(Records shown)

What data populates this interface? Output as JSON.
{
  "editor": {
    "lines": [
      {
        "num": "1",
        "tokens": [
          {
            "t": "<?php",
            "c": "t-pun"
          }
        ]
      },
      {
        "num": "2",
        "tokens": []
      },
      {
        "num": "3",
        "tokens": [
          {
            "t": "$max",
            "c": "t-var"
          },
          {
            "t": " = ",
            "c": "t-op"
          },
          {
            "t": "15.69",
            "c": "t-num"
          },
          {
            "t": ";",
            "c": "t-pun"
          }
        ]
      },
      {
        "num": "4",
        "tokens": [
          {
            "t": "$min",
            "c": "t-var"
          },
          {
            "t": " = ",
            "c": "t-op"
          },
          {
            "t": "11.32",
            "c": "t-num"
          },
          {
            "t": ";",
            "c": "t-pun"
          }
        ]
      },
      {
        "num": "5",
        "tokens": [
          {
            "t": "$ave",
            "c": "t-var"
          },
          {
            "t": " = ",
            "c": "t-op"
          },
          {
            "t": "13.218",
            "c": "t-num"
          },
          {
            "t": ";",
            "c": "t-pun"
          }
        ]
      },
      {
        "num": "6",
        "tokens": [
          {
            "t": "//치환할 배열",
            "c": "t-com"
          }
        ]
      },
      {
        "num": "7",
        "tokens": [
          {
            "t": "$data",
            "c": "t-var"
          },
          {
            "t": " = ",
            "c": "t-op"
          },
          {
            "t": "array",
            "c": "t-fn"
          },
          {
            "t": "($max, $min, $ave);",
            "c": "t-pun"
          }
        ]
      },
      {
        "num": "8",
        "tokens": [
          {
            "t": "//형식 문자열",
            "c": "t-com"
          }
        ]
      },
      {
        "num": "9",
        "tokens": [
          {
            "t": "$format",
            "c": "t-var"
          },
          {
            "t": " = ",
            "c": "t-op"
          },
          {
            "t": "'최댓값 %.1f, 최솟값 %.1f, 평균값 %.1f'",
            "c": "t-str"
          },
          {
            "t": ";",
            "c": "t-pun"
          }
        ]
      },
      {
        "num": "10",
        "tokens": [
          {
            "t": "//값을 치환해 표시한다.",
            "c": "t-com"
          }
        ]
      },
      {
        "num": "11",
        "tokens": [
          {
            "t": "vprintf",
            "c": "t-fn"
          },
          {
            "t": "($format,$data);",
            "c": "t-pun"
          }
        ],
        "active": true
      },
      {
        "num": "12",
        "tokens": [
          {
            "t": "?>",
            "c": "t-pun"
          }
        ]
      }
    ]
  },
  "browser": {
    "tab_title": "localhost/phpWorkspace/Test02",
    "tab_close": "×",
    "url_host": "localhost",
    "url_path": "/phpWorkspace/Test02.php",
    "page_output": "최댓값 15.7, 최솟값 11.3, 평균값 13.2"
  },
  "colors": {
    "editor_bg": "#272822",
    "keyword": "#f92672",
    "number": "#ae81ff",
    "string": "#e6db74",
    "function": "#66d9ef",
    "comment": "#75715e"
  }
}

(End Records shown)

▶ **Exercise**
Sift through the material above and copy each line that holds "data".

▶ **Answer to the problem**
What data populates this interface? Output as JSON.
            "t": "$data",
            "t": "($format,$data);",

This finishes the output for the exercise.